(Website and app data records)
[Start of Attachment]

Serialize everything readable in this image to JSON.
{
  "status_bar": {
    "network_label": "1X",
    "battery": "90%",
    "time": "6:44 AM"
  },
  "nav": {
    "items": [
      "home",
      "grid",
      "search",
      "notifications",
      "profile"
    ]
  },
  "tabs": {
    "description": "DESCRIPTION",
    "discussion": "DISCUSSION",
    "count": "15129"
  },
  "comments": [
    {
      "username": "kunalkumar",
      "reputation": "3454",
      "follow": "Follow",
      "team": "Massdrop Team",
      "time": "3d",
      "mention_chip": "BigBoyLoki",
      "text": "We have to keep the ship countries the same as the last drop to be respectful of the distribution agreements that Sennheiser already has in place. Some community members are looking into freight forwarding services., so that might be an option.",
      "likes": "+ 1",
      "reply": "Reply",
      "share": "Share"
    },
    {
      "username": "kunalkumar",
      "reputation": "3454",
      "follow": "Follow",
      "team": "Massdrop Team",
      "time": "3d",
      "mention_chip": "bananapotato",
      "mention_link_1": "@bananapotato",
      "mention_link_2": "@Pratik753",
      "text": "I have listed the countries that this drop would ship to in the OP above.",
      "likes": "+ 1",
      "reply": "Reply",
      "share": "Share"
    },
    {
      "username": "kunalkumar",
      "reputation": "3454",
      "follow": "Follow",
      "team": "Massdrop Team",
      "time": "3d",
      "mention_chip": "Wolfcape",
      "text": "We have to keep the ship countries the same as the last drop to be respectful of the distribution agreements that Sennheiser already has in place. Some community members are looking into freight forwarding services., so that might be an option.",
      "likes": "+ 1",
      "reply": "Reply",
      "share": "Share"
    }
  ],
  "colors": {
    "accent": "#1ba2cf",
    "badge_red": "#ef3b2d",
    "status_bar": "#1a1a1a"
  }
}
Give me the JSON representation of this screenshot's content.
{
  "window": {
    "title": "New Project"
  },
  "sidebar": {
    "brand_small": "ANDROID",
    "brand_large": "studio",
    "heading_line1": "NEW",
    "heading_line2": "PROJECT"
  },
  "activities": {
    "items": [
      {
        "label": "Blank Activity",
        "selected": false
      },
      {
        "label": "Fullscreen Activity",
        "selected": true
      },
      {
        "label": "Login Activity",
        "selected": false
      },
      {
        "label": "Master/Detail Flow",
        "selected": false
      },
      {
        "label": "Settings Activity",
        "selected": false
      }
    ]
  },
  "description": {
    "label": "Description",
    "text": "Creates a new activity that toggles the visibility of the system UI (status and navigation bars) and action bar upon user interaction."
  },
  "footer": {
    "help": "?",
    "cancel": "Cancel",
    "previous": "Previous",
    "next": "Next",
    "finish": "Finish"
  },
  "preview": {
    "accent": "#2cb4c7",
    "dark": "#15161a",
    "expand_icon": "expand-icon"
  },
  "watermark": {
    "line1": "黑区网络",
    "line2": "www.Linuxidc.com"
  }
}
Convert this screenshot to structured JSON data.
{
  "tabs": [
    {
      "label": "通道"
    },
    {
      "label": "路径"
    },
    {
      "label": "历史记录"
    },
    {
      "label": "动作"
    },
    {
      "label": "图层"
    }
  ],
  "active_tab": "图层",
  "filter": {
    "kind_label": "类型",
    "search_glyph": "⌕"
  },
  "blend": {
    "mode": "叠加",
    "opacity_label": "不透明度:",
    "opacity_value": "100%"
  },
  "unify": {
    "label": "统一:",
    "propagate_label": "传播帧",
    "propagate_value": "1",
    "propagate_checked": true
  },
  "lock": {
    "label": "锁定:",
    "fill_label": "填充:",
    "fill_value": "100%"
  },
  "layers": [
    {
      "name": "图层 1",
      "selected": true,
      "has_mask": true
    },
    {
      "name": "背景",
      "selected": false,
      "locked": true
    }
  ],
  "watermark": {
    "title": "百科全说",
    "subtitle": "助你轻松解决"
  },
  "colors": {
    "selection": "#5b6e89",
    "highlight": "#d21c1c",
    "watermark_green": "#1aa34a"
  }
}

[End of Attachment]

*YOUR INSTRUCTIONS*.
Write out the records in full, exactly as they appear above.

*ANSWER TO THE EXERCISE*.
Serialize everything readable in this image to JSON.
{
  "status_bar": {
    "network_label": "1X",
    "battery": "90%",
    "time": "6:44 AM"
  },
  "nav": {
    "items": [
      "home",
      "grid",
      "search",
      "notifications",
      "profile"
    ]
  },
  "tabs": {
    "description": "DESCRIPTION",
    "discussion": "DISCUSSION",
    "count": "15129"
  },
  "comments": [
    {
      "username": "kunalkumar",
      "reputation": "3454",
      "follow": "Follow",
      "team": "Massdrop Team",
      "time": "3d",
      "mention_chip": "BigBoyLoki",
      "text": "We have to keep the ship countries the same as the last drop to be respectful of the distribution agreements that Sennheiser already has in place. Some community members are looking into freight forwarding services., so that might be an option.",
      "likes": "+ 1",
      "reply": "Reply",
      "share": "Share"
    },
    {
      "username": "kunalkumar",
      "reputation": "3454",
      "follow": "Follow",
      "team": "Massdrop Team",
      "time": "3d",
      "mention_chip": "bananapotato",
      "mention_link_1": "@bananapotato",
      "mention_link_2": "@Pratik753",
      "text": "I have listed the countries that this drop would ship to in the OP above.",
      "likes": "+ 1",
      "reply": "Reply",
      "share": "Share"
    },
    {
      "username": "kunalkumar",
      "reputation": "3454",
      "follow": "Follow",
      "team": "Massdrop Team",
      "time": "3d",
      "mention_chip": "Wolfcape",
      "text": "We have to keep the ship countries the same as the last drop to be respectful of the distribution agreements that Sennheiser already has in place. Some community members are looking into freight forwarding services., so that might be an option.",
      "likes": "+ 1",
      "reply": "Reply",
      "share": "Share"
    }
  ],
  "colors": {
    "accent": "#1ba2cf",
    "badge_red": "#ef3b2d",
    "status_bar": "#1a1a1a"
  }
}
Give me the JSON representation of this screenshot's content.
{
  "window": {
    "title": "New Project"
  },
  "sidebar": {
    "brand_small": "ANDROID",
    "brand_large": "studio",
    "heading_line1": "NEW",
    "heading_line2": "PROJECT"
  },
  "activities": {
    "items": [
      {
        "label": "Blank Activity",
        "selected": false
      },
      {
        "label": "Fullscreen Activity",
        "selected": true
      },
      {
        "label": "Login Activity",
        "selected": false
      },
      {
        "label": "Master/Detail Flow",
        "selected": false
      },
      {
        "label": "Settings Activity",
        "selected": false
      }
    ]
  },
  "description": {
    "label": "Description",
    "text": "Creates a new activity that toggles the visibility of the system UI (status and navigation bars) and action bar upon user interaction."
  },
  "footer": {
    "help": "?",
    "cancel": "Cancel",
    "previous": "Previous",
    "next": "Next",
    "finish": "Finish"
  },
  "preview": {
    "accent": "#2cb4c7",
    "dark": "#15161a",
    "expand_icon": "expand-icon"
  },
  "watermark": {
    "line1": "黑区网络",
    "line2": "www.Linuxidc.com"
  }
}
Convert this screenshot to structured JSON data.
{
  "tabs": [
    {
      "label": "通道"
    },
    {
      "label": "路径"
    },
    {
      "label": "历史记录"
    },
    {
      "label": "动作"
    },
    {
      "label": "图层"
    }
  ],
  "active_tab": "图层",
  "filter": {
    "kind_label": "类型",
    "search_glyph": "⌕"
  },
  "blend": {
    "mode": "叠加",
    "opacity_label": "不透明度:",
    "opacity_value": "100%"
  },
  "unify": {
    "label": "统一:",
    "propagate_label": "传播帧",
    "propagate_value": "1",
    "propagate_checked": true
  },
  "lock": {
    "label": "锁定:",
    "fill_label": "填充:",
    "fill_value": "100%"
  },
  "layers": [
    {
      "name": "图层 1",
      "selected": true,
      "has_mask": true
    },
    {
      "name": "背景",
      "selected": false,
      "locked": true
    }
  ],
  "watermark": {
    "title": "百科全说",
    "subtitle": "助你轻松解决"
  },
  "colors": {
    "selection": "#5b6e89",
    "highlight": "#d21c1c",
    "watermark_green": "#1aa34a"
  }
}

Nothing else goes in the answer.